Nothing about the American ugly election is certain and everything is possible. The question of where America is heading, after four years of Trumpian upheaval that culminated in the Great American Disaster of Covid-19, is a riddle wrapped in an enigma. What if November 3 does not offer the political reset that so many voters, observers and America’s allies, or even competitors and opponents, are hoping for?
The daunting question is presented with blunt clarity by Dr. Lindsay Newman, a senior global political analyst with the International Relations Laboratory and an expert on US – China trade. She is highly regarded in Europe, Asia and at the United Nations. “No matter who the next occupant of the White House is, he will inherit a country depleted by the health and economic tragedy of Covid-19, exhausted by tweet storms and at least partly disaffected by the election outcome itself”.
America’s fog of uncertainty is pervasive. Factionalism and disinformation prevail. The lumbering giant, still the world’s largest economy (although perhaps not for long) and militarily by far the most powerful nation on earth, is deeply divided by enmity and unresolved social tensions at home, and by lack of a clear and sustainable strategy, in a rapidly emerging multilateral equilibrium that the United States is not (or not yet) ready to accept.
Contrary to what the Founding Fathers intended, the constitutional principle of “checks and balances” is eroded. Congress is sidelined and paralyzed by strife. Justice is increasingly politicized. The Executive, meanwhile, is growing more and more assertive and authoritarian. Is this what American voters want?

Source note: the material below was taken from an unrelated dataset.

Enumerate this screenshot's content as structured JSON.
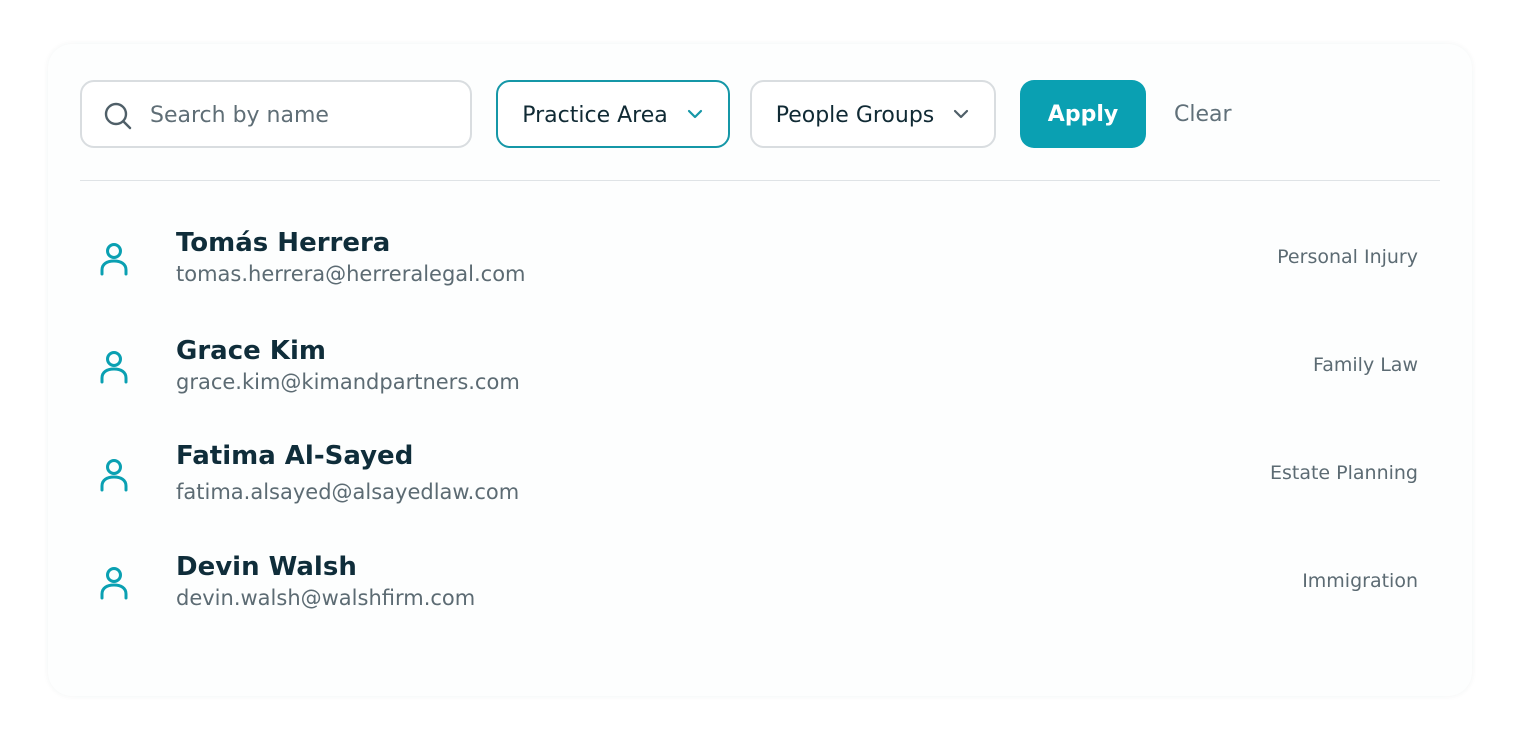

The answer would appear to be negative. Americans care about their pluralism. They do not want a political system of “guided democracy” resembling the authoritarian regime of Russia under President Putin. Even less, one can argue with certainty, they would accept a political system similar to the one of China where Parliament acts as little more than a rubber stamp of decisions made by the Mandarins of the Central Committee.
It is for these reasons, essentially, that over 92 million Americans decided to vote early. They were either suspicious of manipulations such as postal delays that would be used as an excuse to suppress their vote, or they wanted to ensure that they would not miss the election on account of expected serious overcrowding and health risks due to the Covid-19 pandemic.
According to Dr. Newman, “increasing evidence indicates that November’s election is unlikely to be the political balm for all that ails the US”. One recent poll, in fact, indicated that 40% of college students plan to participate in protests if Trump is reelected in November. The post-election propulsion to unrest in America appears not to be limited to Trump. An estimated 60% of the students polled said that they would confront their peers who, although they were entitled to vote in the election, did not.
Dr. Newman, the political scientist who is also an associate with the Royal Institute of International Affairs at Chatham House in London, says that there is another finding that is even more concerning as an indicator of democratic erosion in the United States. That is, that among Americans identifying as either Democratic or Republicans, “one in three believe that violence could be justified to progress their political party’s objectives.”
Lindsey Newman is a political scientist and an internationalist with no political agenda. She feels entitled to issue a stark warning to her fellow Americans: “As a long-time scholar of electoral violence here’s what I know. If winners repeatedly win and losers repeatedly lose elections, or if winners are perceived to repeatedly win and losers to repeatedly lose, then losers may pursue alternative strategies to access power.”